Zoning Overhaul Criticized As Harmful in Short Term
Despite almost unanimous disapproval of Cambridge's 20-year-old zoning ordinance, many on the City Council said at a public hearing last night that creating a new comprehensive zoning plan might make it more difficult for city residents to fight overdevelopment.
Community Development Department Director Michael Rosenberg described the existing ordinance as "impenetrable," and offered to put his agency to work on a new, long-term revamping of the city's zoning laws. Mayor Alfred E. Vellucci said Councillor William H. Walsh had suggested the overhaul.
But several liberal councillors and members of the public said that such a plan could allow the department to ignore pressing community needs.
"There are communities out there saying, 'We want zoning right now'," said Councillor Saundra Graham. "Does this impact the right of citizens to file those petitions?"
Rosenberg said his department might have to freeze certain kinds of development during the transition from old to new zoning, but he said his department could still work on such petitions.
While Councillor Alice K. Wolf said she applauded the spirit of a a policy written "in English instead of Zoningese," she asked whether the length of time required to design the new plan could jeopardize communities with immediate problems.
Another problem discussed was the degree to which the department would consult community residents and developers. Councillor David E. Sullivan said a series of smaller zoning proposals might give communities more power over the process.
Walsh suggested that a committee of citizens and developers advise the department's efforts.
Creating a new zoning plan, some councillors said, could be seen as a way of postponing debate on more pressing issues.
Citizens might view the overhaul as "just a way of fending off what needs to be done," said Councillor Francis H. Duehay '55. "We've got to react to that."
Rosenberg said the new project would have to simplify the language of the code and define city policy on commercial development as well as environmental and neighborhood issues.
To do so, he said the department would need better systems to handle large amounts of information. For example, he proposed using computers to build three-dimensional pictures of development projects' likely results.
Several members of the public said the Community Development Department might not be trustworthy enough to be given such broad control of zoning policy. Some said the department has a penchant for secrecy, noting that copies of last night's proposal were not distributed to the public.
"That is a perfect example of what this department is going to provide, and it's the basic reason we don't trust this department," said William Noble of the Cambridge Tenants' Union.

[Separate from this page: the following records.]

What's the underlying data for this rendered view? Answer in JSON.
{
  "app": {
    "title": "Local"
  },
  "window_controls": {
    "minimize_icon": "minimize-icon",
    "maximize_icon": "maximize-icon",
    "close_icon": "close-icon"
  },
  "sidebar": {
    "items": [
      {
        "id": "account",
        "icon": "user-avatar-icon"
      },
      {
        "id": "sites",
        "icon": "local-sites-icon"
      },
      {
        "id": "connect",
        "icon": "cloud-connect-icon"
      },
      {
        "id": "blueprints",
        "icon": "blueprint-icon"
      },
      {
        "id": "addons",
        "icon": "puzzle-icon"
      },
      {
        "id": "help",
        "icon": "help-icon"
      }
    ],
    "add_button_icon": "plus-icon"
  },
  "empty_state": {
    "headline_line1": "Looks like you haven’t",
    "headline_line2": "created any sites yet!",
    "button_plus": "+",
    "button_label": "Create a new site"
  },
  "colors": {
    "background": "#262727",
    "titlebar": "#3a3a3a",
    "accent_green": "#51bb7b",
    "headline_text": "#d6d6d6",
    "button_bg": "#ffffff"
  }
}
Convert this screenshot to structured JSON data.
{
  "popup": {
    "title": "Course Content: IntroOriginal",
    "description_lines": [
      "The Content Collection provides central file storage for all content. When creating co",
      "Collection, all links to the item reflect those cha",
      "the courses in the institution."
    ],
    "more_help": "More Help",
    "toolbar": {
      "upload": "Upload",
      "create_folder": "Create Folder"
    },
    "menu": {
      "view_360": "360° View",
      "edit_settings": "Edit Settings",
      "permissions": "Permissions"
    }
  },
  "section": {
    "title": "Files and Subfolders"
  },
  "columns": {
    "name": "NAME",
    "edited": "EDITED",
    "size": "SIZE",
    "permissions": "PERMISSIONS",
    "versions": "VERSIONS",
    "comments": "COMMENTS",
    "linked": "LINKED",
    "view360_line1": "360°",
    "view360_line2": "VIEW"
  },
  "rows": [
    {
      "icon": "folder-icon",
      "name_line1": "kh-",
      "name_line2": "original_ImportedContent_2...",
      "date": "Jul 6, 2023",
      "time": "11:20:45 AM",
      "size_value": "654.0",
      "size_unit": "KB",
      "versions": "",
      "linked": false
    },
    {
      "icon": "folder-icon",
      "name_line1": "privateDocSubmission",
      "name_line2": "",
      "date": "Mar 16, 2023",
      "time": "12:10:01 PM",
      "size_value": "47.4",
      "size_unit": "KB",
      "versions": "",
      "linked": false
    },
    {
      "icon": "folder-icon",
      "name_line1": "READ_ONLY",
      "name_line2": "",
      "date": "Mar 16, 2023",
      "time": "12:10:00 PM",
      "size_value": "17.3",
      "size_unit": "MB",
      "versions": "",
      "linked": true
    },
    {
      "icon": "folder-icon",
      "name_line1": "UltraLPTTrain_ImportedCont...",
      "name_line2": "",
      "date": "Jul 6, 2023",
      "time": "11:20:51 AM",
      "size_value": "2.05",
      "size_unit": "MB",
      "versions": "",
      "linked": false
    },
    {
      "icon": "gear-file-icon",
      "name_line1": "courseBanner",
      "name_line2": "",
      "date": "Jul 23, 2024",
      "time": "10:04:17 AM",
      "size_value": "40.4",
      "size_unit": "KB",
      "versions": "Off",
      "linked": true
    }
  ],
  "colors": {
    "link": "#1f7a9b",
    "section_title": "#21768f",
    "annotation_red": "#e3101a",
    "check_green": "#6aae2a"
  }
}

Furthermore, another speaker said, copies of the current zoning ordinance were not available for several years. When the department finally published copies for the public, they cost $35 a copy. He noted that, at $10 a pound, the ordinance was "a slightly better bargain than shrimp."